Three-Flute Drill Extends Tool Life at Higher Feed Rates
Mapal’s three-flute Tritan-Drill is said to achieve more bores, a longer tool life and lower machining costs compared with two-flute drills.
Mapal’s three-flute Tritan-Drill is said to achieve more bores, a longer tool life and lower machining costs compared with two-flute drills. This universal drill handles a range of materials and provides rounder bores with fewer burrs, the company says, thanks in part to a tool geometry optimizing chip removal and providing low cutting pressure. The drill’s design enables higher feed rates with process reliability, and includes chip formation features making it useful for long-chipping materials. Models are available with diameters ranging from 5 to 20 mm and in lengths ranging to 8×D.
Applications include machining cylinder heads at high feed rates, VA rails made of heat-resistant steel alloys, and turbochargers made of cast steel. The drill can handle steels, cast materials and nonferrous metals.
To make the transition to hard turning, you'll need to switch from carbide to CBN inserts, but that is easier (and more economical) than you might think. It's making the jump to much higher surface speeds that might scare you off. It needn't. Here's why.
Reducing cutting fluid use offers the chance for considerable cost savings. Tool life may even improve.

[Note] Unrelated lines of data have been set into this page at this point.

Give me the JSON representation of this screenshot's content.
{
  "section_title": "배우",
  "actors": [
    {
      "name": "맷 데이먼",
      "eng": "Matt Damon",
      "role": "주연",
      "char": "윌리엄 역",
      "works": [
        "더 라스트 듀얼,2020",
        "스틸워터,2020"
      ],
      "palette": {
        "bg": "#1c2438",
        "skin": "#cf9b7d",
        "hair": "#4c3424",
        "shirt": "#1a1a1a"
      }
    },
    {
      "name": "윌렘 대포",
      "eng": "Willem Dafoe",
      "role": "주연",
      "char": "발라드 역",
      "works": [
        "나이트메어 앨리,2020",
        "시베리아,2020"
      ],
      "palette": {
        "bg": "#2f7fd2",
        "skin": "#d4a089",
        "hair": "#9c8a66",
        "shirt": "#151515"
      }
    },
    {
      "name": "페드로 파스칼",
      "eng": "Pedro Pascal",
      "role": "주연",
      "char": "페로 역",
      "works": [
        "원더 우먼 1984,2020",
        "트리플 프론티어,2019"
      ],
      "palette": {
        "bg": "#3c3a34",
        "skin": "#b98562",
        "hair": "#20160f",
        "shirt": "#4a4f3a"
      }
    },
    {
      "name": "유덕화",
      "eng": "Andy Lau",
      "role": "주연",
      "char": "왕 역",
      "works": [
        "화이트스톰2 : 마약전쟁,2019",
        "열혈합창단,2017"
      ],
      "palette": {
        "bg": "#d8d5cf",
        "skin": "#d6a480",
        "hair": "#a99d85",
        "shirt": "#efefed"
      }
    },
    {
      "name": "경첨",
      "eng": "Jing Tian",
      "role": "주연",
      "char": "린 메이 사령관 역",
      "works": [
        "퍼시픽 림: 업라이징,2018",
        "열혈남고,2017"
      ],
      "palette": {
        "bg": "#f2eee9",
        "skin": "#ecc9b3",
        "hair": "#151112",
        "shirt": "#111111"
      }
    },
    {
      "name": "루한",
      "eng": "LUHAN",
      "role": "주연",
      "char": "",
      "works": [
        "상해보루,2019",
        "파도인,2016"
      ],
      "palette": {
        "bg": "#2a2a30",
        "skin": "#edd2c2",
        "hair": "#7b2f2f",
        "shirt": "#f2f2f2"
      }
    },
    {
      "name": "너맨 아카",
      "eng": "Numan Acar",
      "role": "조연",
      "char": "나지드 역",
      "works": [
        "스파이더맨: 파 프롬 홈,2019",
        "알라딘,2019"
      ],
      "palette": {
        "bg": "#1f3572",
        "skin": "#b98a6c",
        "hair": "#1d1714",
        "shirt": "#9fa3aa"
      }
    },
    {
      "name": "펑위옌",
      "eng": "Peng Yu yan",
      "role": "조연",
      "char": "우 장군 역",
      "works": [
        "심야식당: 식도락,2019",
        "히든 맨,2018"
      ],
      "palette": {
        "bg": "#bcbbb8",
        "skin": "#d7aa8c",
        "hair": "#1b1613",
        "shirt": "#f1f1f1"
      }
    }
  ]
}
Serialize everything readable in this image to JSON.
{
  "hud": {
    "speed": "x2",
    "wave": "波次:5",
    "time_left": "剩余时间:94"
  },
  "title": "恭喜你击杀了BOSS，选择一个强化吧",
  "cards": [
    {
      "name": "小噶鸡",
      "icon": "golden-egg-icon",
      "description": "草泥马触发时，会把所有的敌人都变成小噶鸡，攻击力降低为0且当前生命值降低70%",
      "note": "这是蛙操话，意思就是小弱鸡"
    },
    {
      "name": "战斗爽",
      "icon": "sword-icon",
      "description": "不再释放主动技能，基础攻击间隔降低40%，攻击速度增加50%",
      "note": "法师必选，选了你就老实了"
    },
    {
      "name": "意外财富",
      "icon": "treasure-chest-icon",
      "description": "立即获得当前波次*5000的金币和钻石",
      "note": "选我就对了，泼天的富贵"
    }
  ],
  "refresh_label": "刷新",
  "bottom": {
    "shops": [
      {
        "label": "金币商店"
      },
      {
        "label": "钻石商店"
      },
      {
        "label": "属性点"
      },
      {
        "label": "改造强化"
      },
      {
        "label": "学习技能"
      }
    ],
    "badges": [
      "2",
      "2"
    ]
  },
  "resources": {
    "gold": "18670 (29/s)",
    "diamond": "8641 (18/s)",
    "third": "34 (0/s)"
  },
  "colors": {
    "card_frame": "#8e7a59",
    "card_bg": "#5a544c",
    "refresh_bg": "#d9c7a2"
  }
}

Running rotary milling cutters at the proper speeds and feeds is critical to obtaining long tool life and superior results, and a good place to start is with the manufacturer's recommendations. These formulas and tips provide useful guidelines.